Even in season of challenges, farmers bring in bountiful crop
By Bob Fenske, firstname.lastname@example.org
When Terry Basol considers the challenges hurled at farmers this growing season, the ISU Extension agronomist can’t help but shake his head in amazement when it comes to some of the yields being reporting now that the harvest season has kicked into full swing.
“Honestly, if you would have told me in July that we’d be seeing what we’re seeing now, I wouldn’t have believed you,” said the crop expert stationed in Nashua.
“As agronomists, we’ve all walked in corn fields that were in desperate need of rain and now we’re seeing a pretty good crop even though Mother Nature threw the proverbial book at us this entire season,” Basol said.

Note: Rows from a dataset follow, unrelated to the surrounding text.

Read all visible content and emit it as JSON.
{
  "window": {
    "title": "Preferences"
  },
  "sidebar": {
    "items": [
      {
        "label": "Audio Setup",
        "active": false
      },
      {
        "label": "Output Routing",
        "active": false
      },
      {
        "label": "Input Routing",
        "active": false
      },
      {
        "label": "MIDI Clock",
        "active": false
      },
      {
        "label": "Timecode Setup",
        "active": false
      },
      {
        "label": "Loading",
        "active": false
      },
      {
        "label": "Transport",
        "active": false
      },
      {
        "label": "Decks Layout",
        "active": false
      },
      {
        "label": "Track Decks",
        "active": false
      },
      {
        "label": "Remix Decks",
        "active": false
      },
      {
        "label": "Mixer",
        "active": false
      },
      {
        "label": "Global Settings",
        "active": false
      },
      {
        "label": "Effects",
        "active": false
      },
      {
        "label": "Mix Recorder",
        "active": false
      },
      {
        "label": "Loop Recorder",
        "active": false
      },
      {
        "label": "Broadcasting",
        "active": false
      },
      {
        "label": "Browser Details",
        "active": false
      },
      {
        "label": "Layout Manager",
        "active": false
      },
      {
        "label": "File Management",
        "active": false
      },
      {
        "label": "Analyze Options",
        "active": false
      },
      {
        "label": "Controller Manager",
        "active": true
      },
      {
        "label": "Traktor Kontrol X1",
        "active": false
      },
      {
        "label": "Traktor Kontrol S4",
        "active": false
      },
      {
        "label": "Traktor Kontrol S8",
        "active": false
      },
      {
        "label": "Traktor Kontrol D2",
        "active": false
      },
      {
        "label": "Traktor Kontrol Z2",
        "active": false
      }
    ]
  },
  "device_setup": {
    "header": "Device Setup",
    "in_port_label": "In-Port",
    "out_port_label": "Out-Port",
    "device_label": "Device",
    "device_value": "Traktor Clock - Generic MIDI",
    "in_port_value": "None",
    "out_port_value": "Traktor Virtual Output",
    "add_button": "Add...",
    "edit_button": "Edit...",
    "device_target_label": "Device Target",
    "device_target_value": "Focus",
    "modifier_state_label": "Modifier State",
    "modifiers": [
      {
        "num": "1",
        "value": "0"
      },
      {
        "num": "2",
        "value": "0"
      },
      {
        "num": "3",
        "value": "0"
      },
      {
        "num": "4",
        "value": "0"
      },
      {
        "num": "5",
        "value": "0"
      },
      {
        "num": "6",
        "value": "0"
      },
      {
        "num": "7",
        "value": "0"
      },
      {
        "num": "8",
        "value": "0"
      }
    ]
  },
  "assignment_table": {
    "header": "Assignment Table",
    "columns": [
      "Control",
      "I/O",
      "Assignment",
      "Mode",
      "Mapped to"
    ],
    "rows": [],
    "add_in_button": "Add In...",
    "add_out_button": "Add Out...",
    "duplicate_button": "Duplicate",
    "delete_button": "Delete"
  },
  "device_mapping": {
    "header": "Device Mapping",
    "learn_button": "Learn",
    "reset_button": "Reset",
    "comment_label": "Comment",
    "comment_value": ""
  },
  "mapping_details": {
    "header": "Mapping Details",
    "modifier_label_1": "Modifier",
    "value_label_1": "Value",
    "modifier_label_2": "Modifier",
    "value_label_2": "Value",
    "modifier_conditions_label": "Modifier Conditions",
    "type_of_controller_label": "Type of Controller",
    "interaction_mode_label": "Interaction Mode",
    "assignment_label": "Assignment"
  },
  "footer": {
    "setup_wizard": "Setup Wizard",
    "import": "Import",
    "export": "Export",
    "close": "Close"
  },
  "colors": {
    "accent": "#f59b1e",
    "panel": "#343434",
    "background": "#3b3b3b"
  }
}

A number of farmers contacted by the New Hampton Tribune said they were bringing in yields in the “60s” when it came to soybeans and that the small amount of tests they’ve done in cornfields are producing better-than-normal yields as well.
As of Monday, the weekly Iowa Crop Progress and Condition report by the U.S. Department of Agriculture showed 16% of the state corn crop harvested in the North Central area that includes Floyd County. It showed 43% of the soybean crop had been harvested.
That’s a big jump from a week earlier, when only 4% of the corn and 19% of the soybeans had been harvested.
Last week’s weather — especially early in the week when skies were sunny and temperatures climbed into the 80s — kicked off the harvest in earnest.
It was the end of a season that had included several events with the potential to put a nick in the harvest potentials, including a cool start to the growing season with frost as late as Memorial Day, soaring temperatures in June and drought conditions that reached the “severe” classification by the U.S. Drought Monitor.
Basl said three key factors helped the crops thrive despite less than optimum conditions.
First, he said, the genetics in both corn and soybean seeds continue to improve and helped yields exceed expectations even after a long, hot, dry summer.
“It blows me away what breeders, what geneticists have done with corn and soybeans,” Basol said. “Twenty years ago, this might have been a disastrous year, but it shows you how far the genetics have come in a really short time period.”
Second, soils in Northeast Iowa were able to hold on to what little water they did receive.
And third, rain in August — even torrential downpours that led to area flooding — were critical to the development of both corn and soybeans.
“It helped the corn, it put on test weight. It helped develop the dry matter accumulation and stabilized that yield,” he said. “With the soybeans, it helped develop the seed in the pods and it helped put a few more pods on the top.”
At this point, moisture levels need to start being replenished in the soil, getting ready for planting in 2022, although rain now could slow down a harvest that began in high gear, Basol said.
“We came into this year with a full compliment of moisture, and that’s gone right now,” he said. “If we want to get that same full compliment going into next year, we’re going to need some precipitation between now and then.”
One more benefit to this harvest is that there weren’t any early frosts, which Basol said “would have been awful.”
At this point, however, a killing frost might even be beneficial to some, especially allergy sufferers and people dealing with Army worms and box-elder bugs, Basol said.